REQUIRED WORK:
Filter the listing below down to the lines holding the word "true", and copy those lines.

INPUT FOR THIS TASK:

=-=-=-=-=

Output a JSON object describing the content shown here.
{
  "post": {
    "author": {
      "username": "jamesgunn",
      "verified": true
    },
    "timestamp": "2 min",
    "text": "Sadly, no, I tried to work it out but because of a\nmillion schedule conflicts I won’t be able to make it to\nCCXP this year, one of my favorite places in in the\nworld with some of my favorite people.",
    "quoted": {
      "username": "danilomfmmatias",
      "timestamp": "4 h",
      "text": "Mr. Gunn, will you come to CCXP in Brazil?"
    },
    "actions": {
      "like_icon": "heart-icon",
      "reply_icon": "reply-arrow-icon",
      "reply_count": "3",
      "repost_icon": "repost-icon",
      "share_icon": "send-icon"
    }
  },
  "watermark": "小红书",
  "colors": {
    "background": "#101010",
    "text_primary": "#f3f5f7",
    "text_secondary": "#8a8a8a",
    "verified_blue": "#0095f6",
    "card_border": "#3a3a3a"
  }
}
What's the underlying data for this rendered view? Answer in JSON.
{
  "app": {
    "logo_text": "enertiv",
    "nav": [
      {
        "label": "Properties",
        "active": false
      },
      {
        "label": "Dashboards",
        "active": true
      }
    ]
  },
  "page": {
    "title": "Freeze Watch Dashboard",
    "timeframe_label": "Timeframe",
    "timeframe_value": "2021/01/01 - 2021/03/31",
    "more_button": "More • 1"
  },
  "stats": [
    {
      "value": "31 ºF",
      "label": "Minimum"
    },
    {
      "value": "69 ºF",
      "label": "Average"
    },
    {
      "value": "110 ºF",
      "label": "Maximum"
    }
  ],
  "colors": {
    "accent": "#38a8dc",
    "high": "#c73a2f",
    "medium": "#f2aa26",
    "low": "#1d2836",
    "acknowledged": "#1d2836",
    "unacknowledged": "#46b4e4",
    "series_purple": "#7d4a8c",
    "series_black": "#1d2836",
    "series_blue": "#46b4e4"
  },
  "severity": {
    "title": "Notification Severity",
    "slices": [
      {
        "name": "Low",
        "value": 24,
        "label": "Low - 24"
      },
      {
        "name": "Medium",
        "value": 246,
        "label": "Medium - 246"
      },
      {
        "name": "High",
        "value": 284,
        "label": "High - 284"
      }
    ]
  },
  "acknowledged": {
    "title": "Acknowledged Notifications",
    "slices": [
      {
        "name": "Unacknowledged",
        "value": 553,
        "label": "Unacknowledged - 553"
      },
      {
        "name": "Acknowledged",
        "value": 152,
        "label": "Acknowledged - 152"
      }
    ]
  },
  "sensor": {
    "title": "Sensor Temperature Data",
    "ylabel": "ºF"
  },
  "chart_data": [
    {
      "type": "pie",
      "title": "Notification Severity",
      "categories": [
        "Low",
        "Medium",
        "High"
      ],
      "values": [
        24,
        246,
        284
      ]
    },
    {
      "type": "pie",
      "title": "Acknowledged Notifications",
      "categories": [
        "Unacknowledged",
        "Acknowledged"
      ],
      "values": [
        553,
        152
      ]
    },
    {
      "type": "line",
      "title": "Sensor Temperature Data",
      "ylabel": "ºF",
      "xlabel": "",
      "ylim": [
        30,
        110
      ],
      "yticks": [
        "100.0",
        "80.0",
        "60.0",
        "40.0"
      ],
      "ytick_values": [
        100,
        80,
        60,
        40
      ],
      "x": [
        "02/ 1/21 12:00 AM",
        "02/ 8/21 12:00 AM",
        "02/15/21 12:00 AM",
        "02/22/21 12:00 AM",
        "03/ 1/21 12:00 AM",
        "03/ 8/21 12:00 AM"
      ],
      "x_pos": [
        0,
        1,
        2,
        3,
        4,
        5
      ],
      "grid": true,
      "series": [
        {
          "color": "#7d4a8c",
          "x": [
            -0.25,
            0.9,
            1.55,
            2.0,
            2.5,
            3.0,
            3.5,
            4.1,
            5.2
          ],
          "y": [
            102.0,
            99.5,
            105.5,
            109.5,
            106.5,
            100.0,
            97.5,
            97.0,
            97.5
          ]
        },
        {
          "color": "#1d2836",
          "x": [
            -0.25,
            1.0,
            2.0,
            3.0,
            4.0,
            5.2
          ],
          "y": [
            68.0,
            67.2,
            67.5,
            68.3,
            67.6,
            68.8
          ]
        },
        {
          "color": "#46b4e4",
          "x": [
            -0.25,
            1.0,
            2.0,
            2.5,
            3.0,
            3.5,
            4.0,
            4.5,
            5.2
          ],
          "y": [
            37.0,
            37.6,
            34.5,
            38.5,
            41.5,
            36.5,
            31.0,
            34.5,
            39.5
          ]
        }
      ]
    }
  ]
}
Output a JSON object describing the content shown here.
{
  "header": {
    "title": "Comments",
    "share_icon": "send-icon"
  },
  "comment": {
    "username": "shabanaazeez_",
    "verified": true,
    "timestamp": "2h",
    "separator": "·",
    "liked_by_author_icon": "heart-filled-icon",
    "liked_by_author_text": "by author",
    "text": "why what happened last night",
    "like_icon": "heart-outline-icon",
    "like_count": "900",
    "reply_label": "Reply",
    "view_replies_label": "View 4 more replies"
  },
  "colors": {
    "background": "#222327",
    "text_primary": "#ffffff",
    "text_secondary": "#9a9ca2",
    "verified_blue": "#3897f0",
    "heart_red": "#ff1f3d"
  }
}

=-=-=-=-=

ANSWER TO THE EXERCISE:
      "verified": true
        "active": true
      "grid": true,
    "verified": true,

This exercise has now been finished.